Hence, we find Jesus teaching, "But I say to you, do not swear at all: neither by heaven, for it is God's throne; nor by the earth, for it is His footstool; nor by Jerusalem, for it is the city of the great King. Nor shall you swear by your head, because you cannot make one hair white or black. But let your 'Yes' be 'Yes,' and your 'No,' 'No.' For whatever is more than these is from the evil one" (Matthew 5:34-37). Satan is the father of liars (John 8:44) and it is because of him that men do not trust each other's statements. We should not feel the need to invoke the name of God to prove our truthfulness, nor should we demand it of others.

When people use the name of God to lend credence to their word and, yet, when all is said and done you still don't know if they meant what they said, then the usage of God's name has become worthless. Worse, when God's name is used to back up a promise that is not kept, God's name was used to support a lie. Is it a wonder that God gets upset over such matters? "'These are the things you shall do: speak each man the truth to his neighbor; give judgment in your gates for truth, justice, and peace; let none of you think evil in your heart against your neighbor; and do not love a false oath. For all these are things that I hate,' says the LORD" (Zechariah 8:16-17).

Polluting God's Name

"When they came to the nations, wherever they went, they profaned My holy name - when they said of them, 'These are the people of the LORD, and yet they have gone out of His land.' But I had concern for My holy name, which the house of Israel had profaned among the nations wherever they went. Therefore say to the house of Israel, 'Thus says the Lord GOD: "I do not do this for your sake, O house of Israel, but for My holy name's sake, which you have profaned among the nations wherever you went"'" (Ezekiel 36:20-23).

Because of Israel's sins, God drove them out of the land of Canaan. Yet, when people shook their heads and wondered why their God did not protect them, the Israelites did not admit their fault. Instead, they told people that their destruction was God's doing. In other words they impugned the God's just dealings with them (Malachi 2:17; 3:13-14).

Have you seen a child try to shift blame? "Why did you do that?" "Johnnie told me to!" The child is trying to save his reputation by smearing the reputation of Johnnie. This is what Israel did with God. It is also what the Jews did with Jesus. They refused to believe that Jesus was doing God's will, so they denigrated Jesus' miracles (Matthew 12:22-37). By degrading God's work, they polluted God's name.

God's name is polluted when people claim to worship him, but then offer less than their best. "A son honors his father, and a servant his master. If then I am the Father, where is My honor? And if I am a Master, where is My reverence? Says the LORD of hosts to you priests who despise My name. Yet you say, 'In what way have we despised Your name?' You offer defiled food on My altar. But say, 'In what way have we defiled You?' By saying, 'The table of the LORD is contemptible.' And when you offer the blind as a sacrifice, is it not evil? And when you offer the lame and sick, is it not evil? Offer it then to your governor! Would he be pleased with you? Would he accept you favorably?" says the LORD of hosts" (Malachi 1:6-8).

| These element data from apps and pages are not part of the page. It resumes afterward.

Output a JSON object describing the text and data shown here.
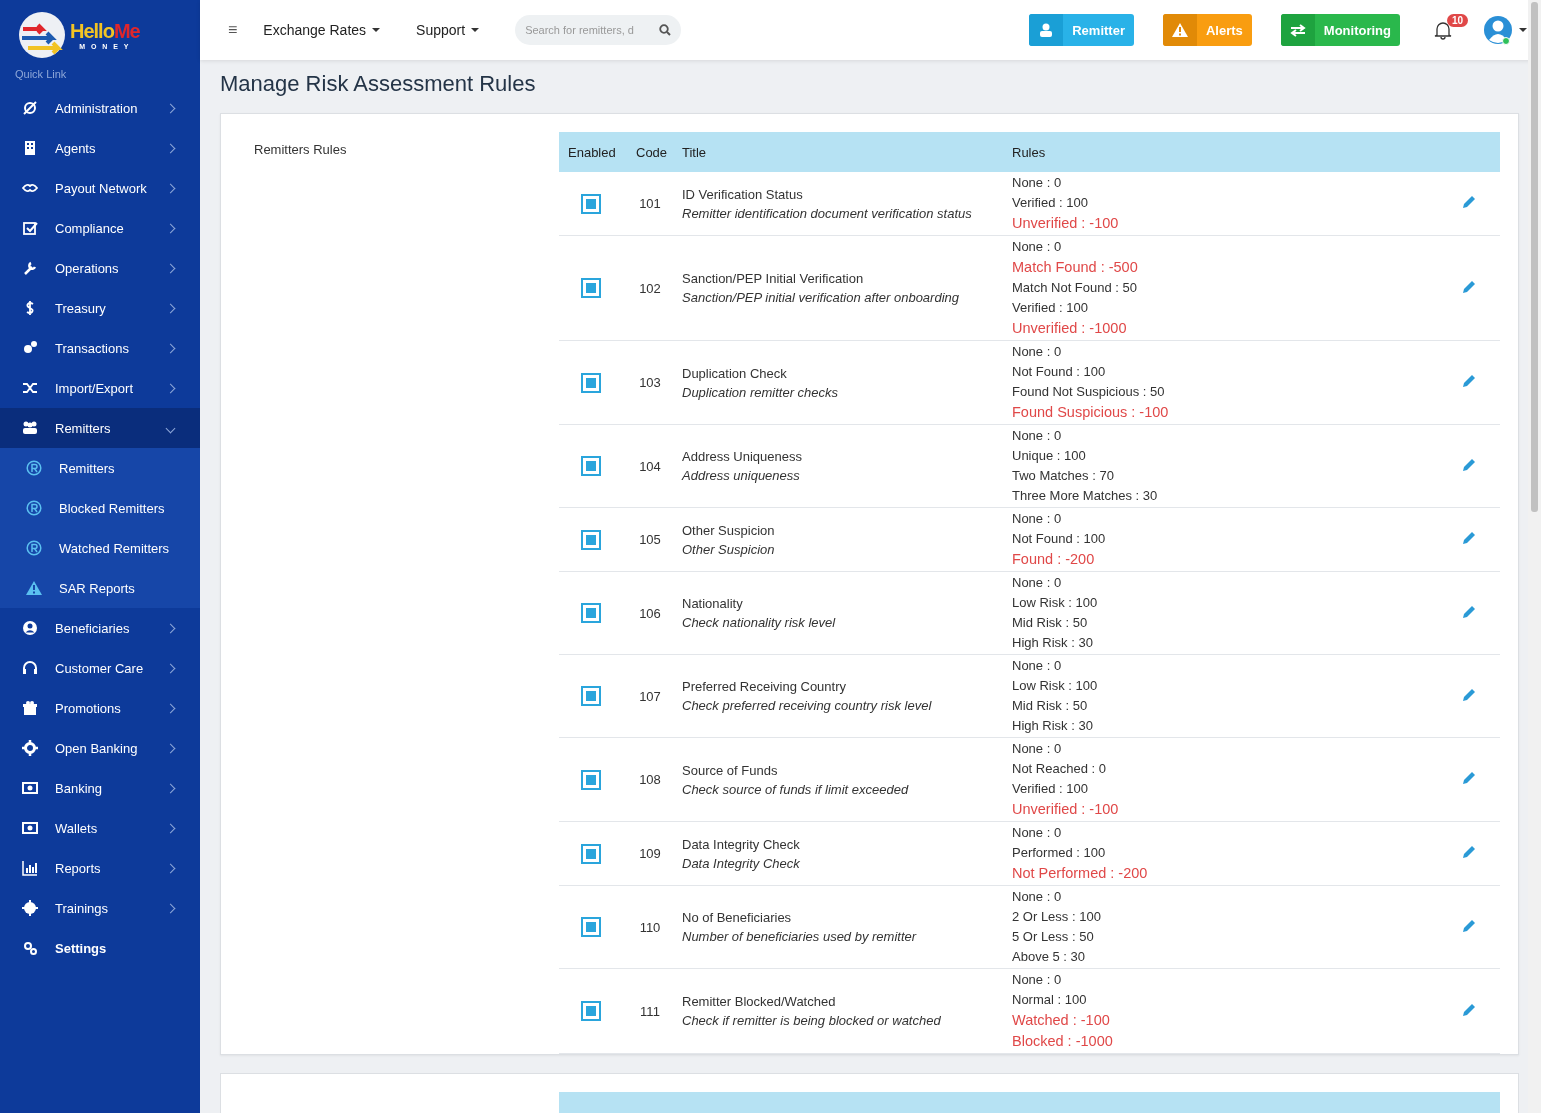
{
  "logo": {
    "name_part1": "Hello",
    "name_part2": "Me",
    "subtitle": "M O N E Y"
  },
  "sidebar": {
    "heading": "Quick Link",
    "items": [
      {
        "label": "Administration",
        "kind": "menu",
        "expanded": false
      },
      {
        "label": "Agents",
        "kind": "menu",
        "expanded": false
      },
      {
        "label": "Payout Network",
        "kind": "menu",
        "expanded": false
      },
      {
        "label": "Compliance",
        "kind": "menu",
        "expanded": false
      },
      {
        "label": "Operations",
        "kind": "menu",
        "expanded": false
      },
      {
        "label": "Treasury",
        "kind": "menu",
        "expanded": false
      },
      {
        "label": "Transactions",
        "kind": "menu",
        "expanded": false
      },
      {
        "label": "Import/Export",
        "kind": "menu",
        "expanded": false
      },
      {
        "label": "Remitters",
        "kind": "menu",
        "expanded": true,
        "children": [
          {
            "label": "Remitters",
            "kind": "registered"
          },
          {
            "label": "Blocked Remitters",
            "kind": "registered"
          },
          {
            "label": "Watched Remitters",
            "kind": "registered"
          },
          {
            "label": "SAR Reports",
            "kind": "warning"
          }
        ]
      },
      {
        "label": "Beneficiaries",
        "kind": "menu",
        "expanded": false
      },
      {
        "label": "Customer Care",
        "kind": "menu",
        "expanded": false
      },
      {
        "label": "Promotions",
        "kind": "menu",
        "expanded": false
      },
      {
        "label": "Open Banking",
        "kind": "menu",
        "expanded": false
      },
      {
        "label": "Banking",
        "kind": "menu",
        "expanded": false
      },
      {
        "label": "Wallets",
        "kind": "menu",
        "expanded": false
      },
      {
        "label": "Reports",
        "kind": "menu",
        "expanded": false
      },
      {
        "label": "Trainings",
        "kind": "menu",
        "expanded": false
      },
      {
        "label": "Settings",
        "kind": "link",
        "expanded": false
      }
    ]
  },
  "topbar": {
    "menu_glyph": "≡",
    "menus": [
      "Exchange Rates",
      "Support"
    ],
    "search": {
      "placeholder": "Search for remitters, d"
    },
    "buttons": [
      {
        "label": "Remitter",
        "kind": "person"
      },
      {
        "label": "Alerts",
        "kind": "warning"
      },
      {
        "label": "Monitoring",
        "kind": "exchange"
      }
    ],
    "notifications": "10"
  },
  "page_title": "Manage Risk Assessment Rules",
  "section": {
    "title": "Remitters Rules",
    "columns": [
      "Enabled",
      "Code",
      "Title",
      "Rules"
    ],
    "rows": [
      {
        "enabled": true,
        "code": "101",
        "title": "ID Verification Status",
        "description": "Remitter identification document verification status",
        "rules": [
          {
            "text": "None : 0",
            "kind": "normal"
          },
          {
            "text": "Verified : 100",
            "kind": "normal"
          },
          {
            "text": "Unverified : -100",
            "kind": "negative"
          }
        ]
      },
      {
        "enabled": true,
        "code": "102",
        "title": "Sanction/PEP Initial Verification",
        "description": "Sanction/PEP initial verification after onboarding",
        "rules": [
          {
            "text": "None : 0",
            "kind": "normal"
          },
          {
            "text": "Match Found : -500",
            "kind": "negative"
          },
          {
            "text": "Match Not Found : 50",
            "kind": "normal"
          },
          {
            "text": "Verified : 100",
            "kind": "normal"
          },
          {
            "text": "Unverified : -1000",
            "kind": "negative"
          }
        ]
      },
      {
        "enabled": true,
        "code": "103",
        "title": "Duplication Check",
        "description": "Duplication remitter checks",
        "rules": [
          {
            "text": "None : 0",
            "kind": "normal"
          },
          {
            "text": "Not Found : 100",
            "kind": "normal"
          },
          {
            "text": "Found Not Suspicious : 50",
            "kind": "normal"
          },
          {
            "text": "Found Suspicious : -100",
            "kind": "negative"
          }
        ]
      },
      {
        "enabled": true,
        "code": "104",
        "title": "Address Uniqueness",
        "description": "Address uniqueness",
        "rules": [
          {
            "text": "None : 0",
            "kind": "normal"
          },
          {
            "text": "Unique : 100",
            "kind": "normal"
          },
          {
            "text": "Two Matches : 70",
            "kind": "normal"
          },
          {
            "text": "Three More Matches : 30",
            "kind": "normal"
          }
        ]
      },
      {
        "enabled": true,
        "code": "105",
        "title": "Other Suspicion",
        "description": "Other Suspicion",
        "rules": [
          {
            "text": "None : 0",
            "kind": "normal"
          },
          {
            "text": "Not Found : 100",
            "kind": "normal"
          },
          {
            "text": "Found : -200",
            "kind": "negative"
          }
        ]
      },
      {
        "enabled": true,
        "code": "106",
        "title": "Nationality",
        "description": "Check nationality risk level",
        "rules": [
          {
            "text": "None : 0",
            "kind": "normal"
          },
          {
            "text": "Low Risk : 100",
            "kind": "normal"
          },
          {
            "text": "Mid Risk : 50",
            "kind": "normal"
          },
          {
            "text": "High Risk : 30",
            "kind": "normal"
          }
        ]
      },
      {
        "enabled": true,
        "code": "107",
        "title": "Preferred Receiving Country",
        "description": "Check preferred receiving country risk level",
        "rules": [
          {
            "text": "None : 0",
            "kind": "normal"
          },
          {
            "text": "Low Risk : 100",
            "kind": "normal"
          },
          {
            "text": "Mid Risk : 50",
            "kind": "normal"
          },
          {
            "text": "High Risk : 30",
            "kind": "normal"
          }
        ]
      },
      {
        "enabled": true,
        "code": "108",
        "title": "Source of Funds",
        "description": "Check source of funds if limit exceeded",
        "rules": [
          {
            "text": "None : 0",
            "kind": "normal"
          },
          {
            "text": "Not Reached : 0",
            "kind": "normal"
          },
          {
            "text": "Verified : 100",
            "kind": "normal"
          },
          {
            "text": "Unverified : -100",
            "kind": "negative"
          }
        ]
      },
      {
        "enabled": true,
        "code": "109",
        "title": "Data Integrity Check",
        "description": "Data Integrity Check",
        "rules": [
          {
            "text": "None : 0",
            "kind": "normal"
          },
          {
            "text": "Performed : 100",
            "kind": "normal"
          },
          {
            "text": "Not Performed : -200",
            "kind": "negative"
          }
        ]
      },
      {
        "enabled": true,
        "code": "110",
        "title": "No of Beneficiaries",
        "description": "Number of beneficiaries used by remitter",
        "rules": [
          {
            "text": "None : 0",
            "kind": "normal"
          },
          {
            "text": "2 Or Less : 100",
            "kind": "normal"
          },
          {
            "text": "5 Or Less : 50",
            "kind": "normal"
          },
          {
            "text": "Above 5 : 30",
            "kind": "normal"
          }
        ]
      },
      {
        "enabled": true,
        "code": "111",
        "title": "Remitter Blocked/Watched",
        "description": "Check if remitter is being blocked or watched",
        "rules": [
          {
            "text": "None : 0",
            "kind": "normal"
          },
          {
            "text": "Normal : 100",
            "kind": "normal"
          },
          {
            "text": "Watched : -100",
            "kind": "negative"
          },
          {
            "text": "Blocked : -1000",
            "kind": "negative"
          }
        ]
      }
    ]
  }
}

Christians need to be careful of this. We wear the name of Christ. "Christian" means a follower of Christ. But when a Christian lies, cheats, or steals, he is harming the reputation of both himself and the One he claims to be obeying (Romans 6:1-2; I John 3:9; I Peter 4:1-3).

 

Let us give true honor to God by not taking His holy name in vain.